**Aim of the exercise**
Could the data below please be reproduced word for word, without the pictures?

Segment Open

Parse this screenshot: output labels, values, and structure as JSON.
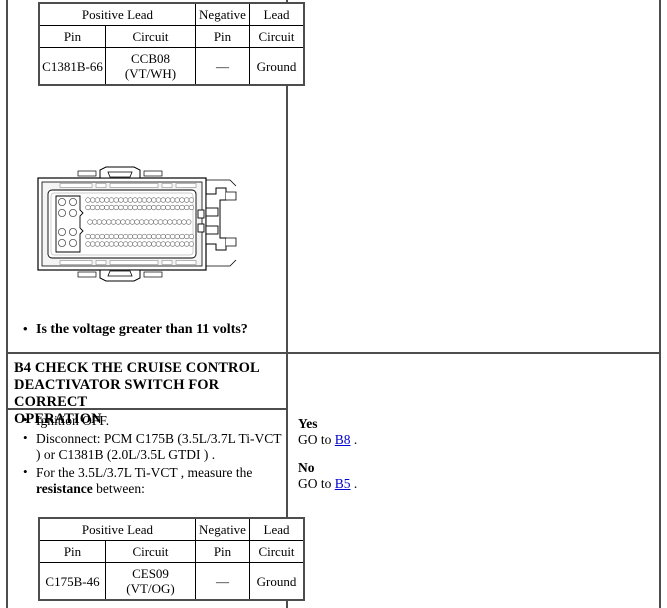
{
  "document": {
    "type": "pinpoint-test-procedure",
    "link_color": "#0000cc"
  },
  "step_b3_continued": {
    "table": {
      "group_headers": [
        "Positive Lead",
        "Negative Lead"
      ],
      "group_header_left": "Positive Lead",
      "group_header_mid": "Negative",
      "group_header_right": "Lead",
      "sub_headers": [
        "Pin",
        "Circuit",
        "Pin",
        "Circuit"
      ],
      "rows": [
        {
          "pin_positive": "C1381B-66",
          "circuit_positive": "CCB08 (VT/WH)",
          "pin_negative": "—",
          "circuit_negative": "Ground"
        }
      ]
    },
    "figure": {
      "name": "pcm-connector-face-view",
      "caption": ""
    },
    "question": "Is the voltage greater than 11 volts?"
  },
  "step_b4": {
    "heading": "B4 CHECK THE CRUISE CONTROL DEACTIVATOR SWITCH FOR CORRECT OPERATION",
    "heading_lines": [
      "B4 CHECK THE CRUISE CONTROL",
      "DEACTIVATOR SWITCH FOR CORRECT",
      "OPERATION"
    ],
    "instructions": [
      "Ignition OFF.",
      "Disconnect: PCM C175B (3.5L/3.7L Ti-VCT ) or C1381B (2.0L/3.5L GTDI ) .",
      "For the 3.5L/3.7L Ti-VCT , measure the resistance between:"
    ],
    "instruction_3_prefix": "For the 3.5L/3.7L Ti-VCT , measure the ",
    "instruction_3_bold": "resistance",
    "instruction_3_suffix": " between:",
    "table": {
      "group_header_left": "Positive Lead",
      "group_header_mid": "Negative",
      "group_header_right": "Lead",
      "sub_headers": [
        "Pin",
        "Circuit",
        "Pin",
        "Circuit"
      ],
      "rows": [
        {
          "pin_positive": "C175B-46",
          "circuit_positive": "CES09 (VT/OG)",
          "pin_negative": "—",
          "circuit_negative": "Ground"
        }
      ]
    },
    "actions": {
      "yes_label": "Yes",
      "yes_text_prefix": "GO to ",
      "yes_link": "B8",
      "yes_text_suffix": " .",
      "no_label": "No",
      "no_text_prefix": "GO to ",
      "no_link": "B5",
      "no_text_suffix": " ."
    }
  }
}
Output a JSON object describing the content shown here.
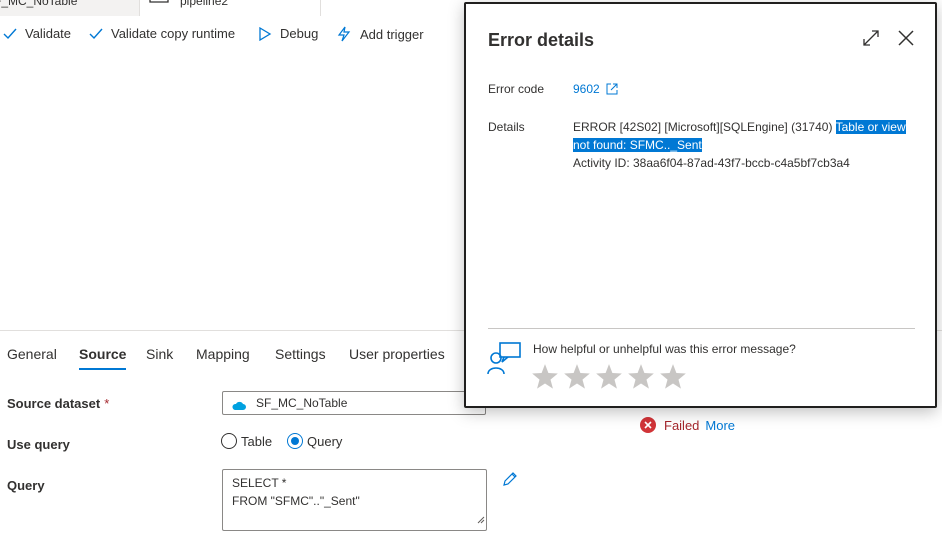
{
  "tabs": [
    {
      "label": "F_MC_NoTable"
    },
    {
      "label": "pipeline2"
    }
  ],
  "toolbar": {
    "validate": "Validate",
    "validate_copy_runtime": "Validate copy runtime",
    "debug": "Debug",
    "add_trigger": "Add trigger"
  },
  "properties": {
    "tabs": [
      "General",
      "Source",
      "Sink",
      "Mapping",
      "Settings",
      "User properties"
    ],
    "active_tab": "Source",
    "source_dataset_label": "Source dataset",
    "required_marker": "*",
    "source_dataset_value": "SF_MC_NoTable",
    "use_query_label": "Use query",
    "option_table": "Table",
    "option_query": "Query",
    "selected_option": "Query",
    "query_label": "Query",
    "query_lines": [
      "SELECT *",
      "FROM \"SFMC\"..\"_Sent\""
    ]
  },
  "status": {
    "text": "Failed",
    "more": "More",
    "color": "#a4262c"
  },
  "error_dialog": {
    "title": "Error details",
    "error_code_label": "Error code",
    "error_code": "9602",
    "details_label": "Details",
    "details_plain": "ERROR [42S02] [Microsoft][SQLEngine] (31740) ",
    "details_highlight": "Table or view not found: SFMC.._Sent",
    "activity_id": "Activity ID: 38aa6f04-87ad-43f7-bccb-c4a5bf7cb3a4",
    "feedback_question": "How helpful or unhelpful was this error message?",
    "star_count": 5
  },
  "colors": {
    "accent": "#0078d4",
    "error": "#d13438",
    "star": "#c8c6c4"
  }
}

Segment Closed

**Response below**
Parse this screenshot: output labels, values, and structure as JSON.
{
  "document": {
    "type": "pinpoint-test-procedure",
    "link_color": "#0000cc"
  },
  "step_b3_continued": {
    "table": {
      "group_headers": [
        "Positive Lead",
        "Negative Lead"
      ],
      "group_header_left": "Positive Lead",
      "group_header_mid": "Negative",
      "group_header_right": "Lead",
      "sub_headers": [
        "Pin",
        "Circuit",
        "Pin",
        "Circuit"
      ],
      "rows": [
        {
          "pin_positive": "C1381B-66",
          "circuit_positive": "CCB08 (VT/WH)",
          "pin_negative": "—",
          "circuit_negative": "Ground"
        }
      ]
    },
    "figure": {
      "name": "pcm-connector-face-view",
      "caption": ""
    },
    "question": "Is the voltage greater than 11 volts?"
  },
  "step_b4": {
    "heading": "B4 CHECK THE CRUISE CONTROL DEACTIVATOR SWITCH FOR CORRECT OPERATION",
    "heading_lines": [
      "B4 CHECK THE CRUISE CONTROL",
      "DEACTIVATOR SWITCH FOR CORRECT",
      "OPERATION"
    ],
    "instructions": [
      "Ignition OFF.",
      "Disconnect: PCM C175B (3.5L/3.7L Ti-VCT ) or C1381B (2.0L/3.5L GTDI ) .",
      "For the 3.5L/3.7L Ti-VCT , measure the resistance between:"
    ],
    "instruction_3_prefix": "For the 3.5L/3.7L Ti-VCT , measure the ",
    "instruction_3_bold": "resistance",
    "instruction_3_suffix": " between:",
    "table": {
      "group_header_left": "Positive Lead",
      "group_header_mid": "Negative",
      "group_header_right": "Lead",
      "sub_headers": [
        "Pin",
        "Circuit",
        "Pin",
        "Circuit"
      ],
      "rows": [
        {
          "pin_positive": "C175B-46",
          "circuit_positive": "CES09 (VT/OG)",
          "pin_negative": "—",
          "circuit_negative": "Ground"
        }
      ]
    },
    "actions": {
      "yes_label": "Yes",
      "yes_text_prefix": "GO to ",
      "yes_link": "B8",
      "yes_text_suffix": " .",
      "no_label": "No",
      "no_text_prefix": "GO to ",
      "no_link": "B5",
      "no_text_suffix": " ."
    }
  }
}
Output a JSON object describing the content shown here.
{
  "tabs": [
    {
      "label": "F_MC_NoTable"
    },
    {
      "label": "pipeline2"
    }
  ],
  "toolbar": {
    "validate": "Validate",
    "validate_copy_runtime": "Validate copy runtime",
    "debug": "Debug",
    "add_trigger": "Add trigger"
  },
  "properties": {
    "tabs": [
      "General",
      "Source",
      "Sink",
      "Mapping",
      "Settings",
      "User properties"
    ],
    "active_tab": "Source",
    "source_dataset_label": "Source dataset",
    "required_marker": "*",
    "source_dataset_value": "SF_MC_NoTable",
    "use_query_label": "Use query",
    "option_table": "Table",
    "option_query": "Query",
    "selected_option": "Query",
    "query_label": "Query",
    "query_lines": [
      "SELECT *",
      "FROM \"SFMC\"..\"_Sent\""
    ]
  },
  "status": {
    "text": "Failed",
    "more": "More",
    "color": "#a4262c"
  },
  "error_dialog": {
    "title": "Error details",
    "error_code_label": "Error code",
    "error_code": "9602",
    "details_label": "Details",
    "details_plain": "ERROR [42S02] [Microsoft][SQLEngine] (31740) ",
    "details_highlight": "Table or view not found: SFMC.._Sent",
    "activity_id": "Activity ID: 38aa6f04-87ad-43f7-bccb-c4a5bf7cb3a4",
    "feedback_question": "How helpful or unhelpful was this error message?",
    "star_count": 5
  },
  "colors": {
    "accent": "#0078d4",
    "error": "#d13438",
    "star": "#c8c6c4"
  }
}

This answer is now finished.